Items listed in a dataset
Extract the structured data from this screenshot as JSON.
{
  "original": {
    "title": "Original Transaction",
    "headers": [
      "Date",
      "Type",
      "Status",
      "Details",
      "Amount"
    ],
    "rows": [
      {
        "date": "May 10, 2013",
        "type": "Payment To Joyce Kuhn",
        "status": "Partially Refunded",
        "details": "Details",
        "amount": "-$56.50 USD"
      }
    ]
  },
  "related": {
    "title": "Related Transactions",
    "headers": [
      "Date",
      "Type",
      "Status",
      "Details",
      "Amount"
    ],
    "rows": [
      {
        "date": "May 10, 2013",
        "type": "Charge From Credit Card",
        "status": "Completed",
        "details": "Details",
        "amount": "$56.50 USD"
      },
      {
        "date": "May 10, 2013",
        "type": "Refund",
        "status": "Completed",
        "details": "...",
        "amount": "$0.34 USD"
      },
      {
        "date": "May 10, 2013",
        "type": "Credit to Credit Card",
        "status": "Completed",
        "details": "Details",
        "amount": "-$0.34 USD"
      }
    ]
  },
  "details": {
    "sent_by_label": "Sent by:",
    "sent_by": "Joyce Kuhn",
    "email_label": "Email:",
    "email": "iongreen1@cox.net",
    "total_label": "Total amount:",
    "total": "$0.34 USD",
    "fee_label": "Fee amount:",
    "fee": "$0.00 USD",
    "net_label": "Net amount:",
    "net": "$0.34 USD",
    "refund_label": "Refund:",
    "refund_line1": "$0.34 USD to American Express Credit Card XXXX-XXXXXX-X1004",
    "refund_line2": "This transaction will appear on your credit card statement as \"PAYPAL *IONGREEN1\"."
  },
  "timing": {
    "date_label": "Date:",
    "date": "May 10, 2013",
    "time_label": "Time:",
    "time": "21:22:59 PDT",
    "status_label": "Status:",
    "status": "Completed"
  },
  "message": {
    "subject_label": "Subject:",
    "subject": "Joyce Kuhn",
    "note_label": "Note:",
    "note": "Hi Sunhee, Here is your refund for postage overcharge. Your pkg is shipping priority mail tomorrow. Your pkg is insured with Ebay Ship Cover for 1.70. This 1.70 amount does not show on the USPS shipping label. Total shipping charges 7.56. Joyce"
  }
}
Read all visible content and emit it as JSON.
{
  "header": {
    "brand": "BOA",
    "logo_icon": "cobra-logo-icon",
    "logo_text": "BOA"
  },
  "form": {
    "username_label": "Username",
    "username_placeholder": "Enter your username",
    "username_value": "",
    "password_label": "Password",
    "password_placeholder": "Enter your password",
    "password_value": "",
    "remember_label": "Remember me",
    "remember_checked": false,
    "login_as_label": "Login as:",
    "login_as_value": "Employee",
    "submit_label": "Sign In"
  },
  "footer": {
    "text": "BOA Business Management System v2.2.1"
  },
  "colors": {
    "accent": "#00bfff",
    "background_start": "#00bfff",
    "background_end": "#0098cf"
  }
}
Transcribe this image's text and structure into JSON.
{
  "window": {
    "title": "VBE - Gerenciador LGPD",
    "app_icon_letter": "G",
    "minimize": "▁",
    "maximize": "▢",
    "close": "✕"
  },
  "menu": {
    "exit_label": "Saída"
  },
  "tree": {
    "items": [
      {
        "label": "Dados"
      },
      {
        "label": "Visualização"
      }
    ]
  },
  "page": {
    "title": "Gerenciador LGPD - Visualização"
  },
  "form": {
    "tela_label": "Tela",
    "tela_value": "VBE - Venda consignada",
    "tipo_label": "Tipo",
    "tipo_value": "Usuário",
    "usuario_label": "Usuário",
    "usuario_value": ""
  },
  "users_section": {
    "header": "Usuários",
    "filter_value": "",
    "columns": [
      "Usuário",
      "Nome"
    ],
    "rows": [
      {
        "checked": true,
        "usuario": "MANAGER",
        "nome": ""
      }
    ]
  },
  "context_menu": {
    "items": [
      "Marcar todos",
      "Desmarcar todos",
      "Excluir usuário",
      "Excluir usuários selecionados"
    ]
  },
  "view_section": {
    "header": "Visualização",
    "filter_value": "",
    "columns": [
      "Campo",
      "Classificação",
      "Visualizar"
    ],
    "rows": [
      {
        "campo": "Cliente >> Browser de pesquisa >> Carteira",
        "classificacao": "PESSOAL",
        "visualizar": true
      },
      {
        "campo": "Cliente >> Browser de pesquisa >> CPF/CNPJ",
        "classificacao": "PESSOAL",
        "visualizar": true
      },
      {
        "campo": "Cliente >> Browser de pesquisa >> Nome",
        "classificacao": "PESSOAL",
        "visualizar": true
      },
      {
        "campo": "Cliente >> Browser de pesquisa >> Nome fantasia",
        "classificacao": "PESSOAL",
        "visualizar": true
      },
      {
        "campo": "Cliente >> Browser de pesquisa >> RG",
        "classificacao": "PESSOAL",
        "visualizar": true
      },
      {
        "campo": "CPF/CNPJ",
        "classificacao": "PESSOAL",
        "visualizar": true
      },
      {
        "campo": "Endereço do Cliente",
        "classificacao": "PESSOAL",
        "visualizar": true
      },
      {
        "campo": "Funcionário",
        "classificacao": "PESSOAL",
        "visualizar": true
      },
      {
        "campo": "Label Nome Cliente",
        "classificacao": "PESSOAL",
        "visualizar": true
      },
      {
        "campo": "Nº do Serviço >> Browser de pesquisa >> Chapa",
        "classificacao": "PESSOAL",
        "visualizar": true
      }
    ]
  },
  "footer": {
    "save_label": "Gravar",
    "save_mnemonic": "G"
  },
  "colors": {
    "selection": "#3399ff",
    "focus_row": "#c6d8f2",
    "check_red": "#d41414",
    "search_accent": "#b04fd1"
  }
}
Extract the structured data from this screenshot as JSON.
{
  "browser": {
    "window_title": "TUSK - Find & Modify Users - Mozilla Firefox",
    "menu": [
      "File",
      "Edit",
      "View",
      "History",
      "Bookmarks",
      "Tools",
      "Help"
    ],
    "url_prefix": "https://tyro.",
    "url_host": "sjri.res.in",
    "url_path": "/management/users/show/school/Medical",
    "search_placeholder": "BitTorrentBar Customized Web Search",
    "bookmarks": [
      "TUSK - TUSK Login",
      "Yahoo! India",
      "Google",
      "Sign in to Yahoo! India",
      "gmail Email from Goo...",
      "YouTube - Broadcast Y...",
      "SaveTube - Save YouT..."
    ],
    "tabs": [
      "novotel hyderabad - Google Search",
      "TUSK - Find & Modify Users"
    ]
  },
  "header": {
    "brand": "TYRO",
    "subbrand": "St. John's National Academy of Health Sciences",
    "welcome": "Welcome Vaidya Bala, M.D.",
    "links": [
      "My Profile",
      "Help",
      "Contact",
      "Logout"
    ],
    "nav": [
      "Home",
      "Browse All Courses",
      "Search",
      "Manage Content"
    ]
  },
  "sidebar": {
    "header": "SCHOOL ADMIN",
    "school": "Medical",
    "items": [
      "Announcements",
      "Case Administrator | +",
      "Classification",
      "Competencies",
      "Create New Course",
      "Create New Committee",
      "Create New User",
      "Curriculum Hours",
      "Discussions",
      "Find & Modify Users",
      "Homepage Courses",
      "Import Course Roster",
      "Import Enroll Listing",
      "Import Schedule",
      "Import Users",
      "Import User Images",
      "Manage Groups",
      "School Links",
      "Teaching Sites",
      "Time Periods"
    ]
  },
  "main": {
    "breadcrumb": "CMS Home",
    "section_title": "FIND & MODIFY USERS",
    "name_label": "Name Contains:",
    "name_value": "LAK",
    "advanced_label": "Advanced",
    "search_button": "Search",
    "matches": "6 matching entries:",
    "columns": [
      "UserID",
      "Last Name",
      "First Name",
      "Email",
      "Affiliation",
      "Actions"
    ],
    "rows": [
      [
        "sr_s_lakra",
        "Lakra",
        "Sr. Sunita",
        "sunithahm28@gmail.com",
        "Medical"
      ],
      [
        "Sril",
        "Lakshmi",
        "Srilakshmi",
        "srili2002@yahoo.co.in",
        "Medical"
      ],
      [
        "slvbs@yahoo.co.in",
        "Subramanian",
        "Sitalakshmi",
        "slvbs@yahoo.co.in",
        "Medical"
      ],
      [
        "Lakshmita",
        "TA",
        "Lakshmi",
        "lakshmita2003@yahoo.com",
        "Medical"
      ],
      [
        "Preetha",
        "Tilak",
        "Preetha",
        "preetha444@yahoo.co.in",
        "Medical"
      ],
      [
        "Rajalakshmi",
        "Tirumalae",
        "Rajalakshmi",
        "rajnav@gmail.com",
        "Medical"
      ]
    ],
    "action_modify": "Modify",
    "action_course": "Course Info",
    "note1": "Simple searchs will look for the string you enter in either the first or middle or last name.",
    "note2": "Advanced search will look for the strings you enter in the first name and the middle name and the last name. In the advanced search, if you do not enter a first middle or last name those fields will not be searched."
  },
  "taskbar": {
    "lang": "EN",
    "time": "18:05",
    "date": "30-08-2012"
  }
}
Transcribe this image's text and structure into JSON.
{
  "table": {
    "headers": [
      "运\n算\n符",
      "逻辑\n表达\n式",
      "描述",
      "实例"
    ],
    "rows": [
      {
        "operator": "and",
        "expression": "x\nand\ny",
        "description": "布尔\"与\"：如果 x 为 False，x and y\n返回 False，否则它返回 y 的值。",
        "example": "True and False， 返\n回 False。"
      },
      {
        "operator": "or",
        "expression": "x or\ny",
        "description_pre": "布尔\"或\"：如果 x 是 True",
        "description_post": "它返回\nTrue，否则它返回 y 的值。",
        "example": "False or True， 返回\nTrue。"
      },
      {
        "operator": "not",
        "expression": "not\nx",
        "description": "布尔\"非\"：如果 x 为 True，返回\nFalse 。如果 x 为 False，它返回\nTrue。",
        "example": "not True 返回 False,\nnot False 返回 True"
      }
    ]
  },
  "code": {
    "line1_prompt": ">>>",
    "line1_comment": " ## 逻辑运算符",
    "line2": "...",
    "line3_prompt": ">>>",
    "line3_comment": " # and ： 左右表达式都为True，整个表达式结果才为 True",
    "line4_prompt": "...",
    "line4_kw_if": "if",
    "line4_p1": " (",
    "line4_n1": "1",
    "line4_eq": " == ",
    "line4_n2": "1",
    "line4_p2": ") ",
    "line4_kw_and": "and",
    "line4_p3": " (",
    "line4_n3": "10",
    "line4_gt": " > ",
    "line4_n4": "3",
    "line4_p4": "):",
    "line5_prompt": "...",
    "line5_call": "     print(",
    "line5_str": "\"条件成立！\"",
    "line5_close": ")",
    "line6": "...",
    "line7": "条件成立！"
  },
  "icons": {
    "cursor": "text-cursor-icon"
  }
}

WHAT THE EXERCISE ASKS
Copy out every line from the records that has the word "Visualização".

YOUR RESPONSE
        "label": "Visualização"
    "title": "Gerenciador LGPD - Visualização"
    "header": "Visualização",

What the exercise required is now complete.